Now with my colleagues we are working on the campaign policy for 2017. In 2017 we want to be more political and be on stage with clear suggestions regarding the solving of problems. Mostly people are talking about the importance and urgency of creating specific shelters for LGBTTI* refugees. Sure, this can be helpful for urgent situations. But I think it shouldn’t be priority. This way we cannot save all of LGBTTI* refugees, who are becoming victims of discrimination and violence. For example, one of the main problems, which are common for all of us, is heterosexist accidents with translators chosen by BAMF during asylum procedure. How so? When you apply for asylum, in the application form you have just two options to choose – male and female. Our suggestion is that, on this application form it should be possible to describe your sexual orientation. Why it’s necessary? When the person responsible for the procedure of the applicant’s case knows the applicant belongs to the LGBTTI* community they can be careful in choosing an aware translator that won‘t cause any more trouble during the process.
The next issue which I think is really important, is awareness of social workers in refugee camps or in in general all workers who are connected with refugees. There are should be governmental policy aiming to increase awareness of social workers regarding questions like “How to create safe space for LGBTTI* refugees”, “Respect to privacy”, “How to build up trust between LGBTTI* refugees”, “How to react in cases of discrimination and hateful violence in their working area” and etc. We are now making a survey regarding the situation of LGBTTI* refugees in Germany. We have unbelievable stories from people. Instead of solving the problem, social worker blame the victim and claim they might have irritated other people or suggest we should keep our orientation a secret and etc. This is unacceptable!

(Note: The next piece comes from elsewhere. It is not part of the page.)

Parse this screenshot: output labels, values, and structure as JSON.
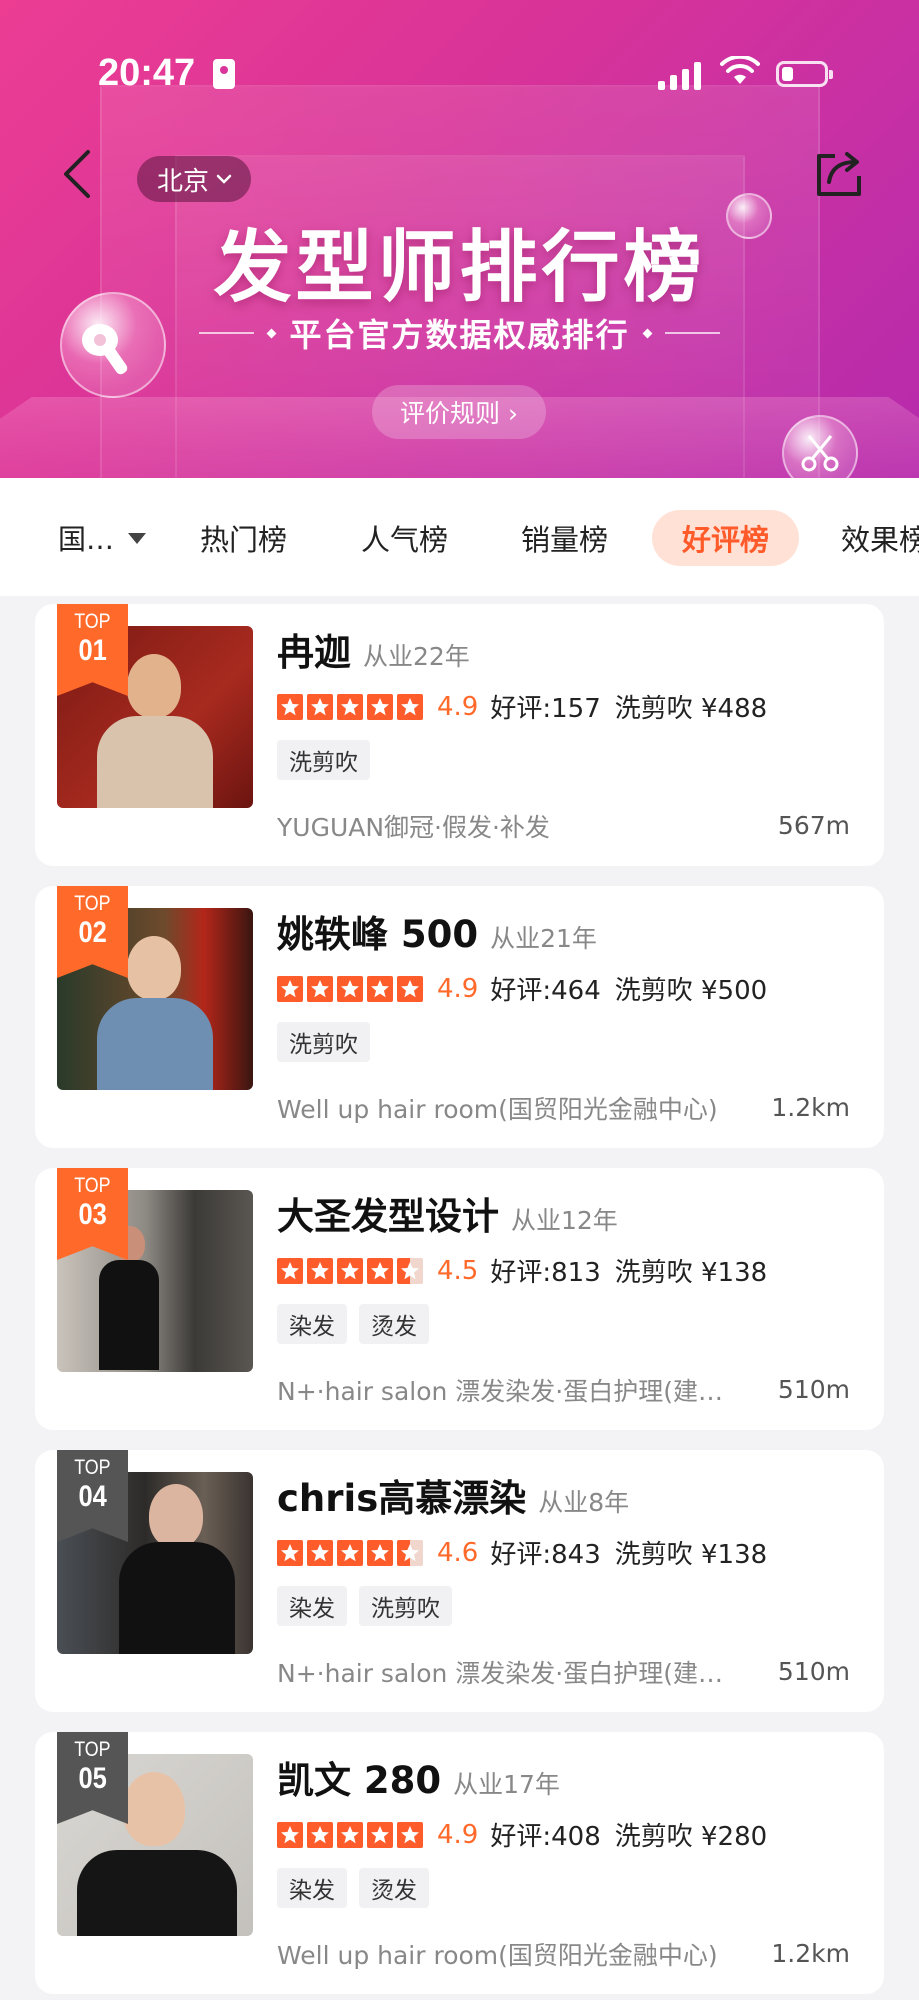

On the other hand it‘s also very important to not forget non-LGBTTI* refugees. We have to increase their awareness about LGBTTI*, diversity, women rights, human rights and etc. Authorities, LGBT organizations should understand that heterosexism in camps are effecting “for now” just us, but in the future when all of refugees will become part of the German society, this heterosexism will have an effect on all of us. That’s why there is no way we can forget about their education on that topic. How to do this? The best option, I think, is to start work on integrational materials. All of us (refugees) are – or at least should be able to – visiting the integration courses to learn German. But, all of these integration books based on heteronormativity. I want to give a short example: Instead of just writing Max falls in love with Mariam, it would be perfect to add Sascha and Muhammed having a romantic dinner. This way everybody will see that in this society diversity is exciting and it’s acceptable. Because of this as an initiative we have also started a campaign under name “Stop Heteronormativity in Integrational Materials”.
We have a lot of ideas and plans. But to make our voice hearable we need to be visible and engage with political spectrum of Germany. For example I’m a member of the Green Party, want to be more political regarding our situation. But it’s really difficult, without support / allies I cannot reach our common destination. But we will continue our initiative to be voice of LGBTTI* refugees situation in Germany!
Letzte Artikel von javidnabiyev (Alle anzeigen)
- Queer Refugees for Pride: „Nothing about us, without us“ - 15. Dezember 2016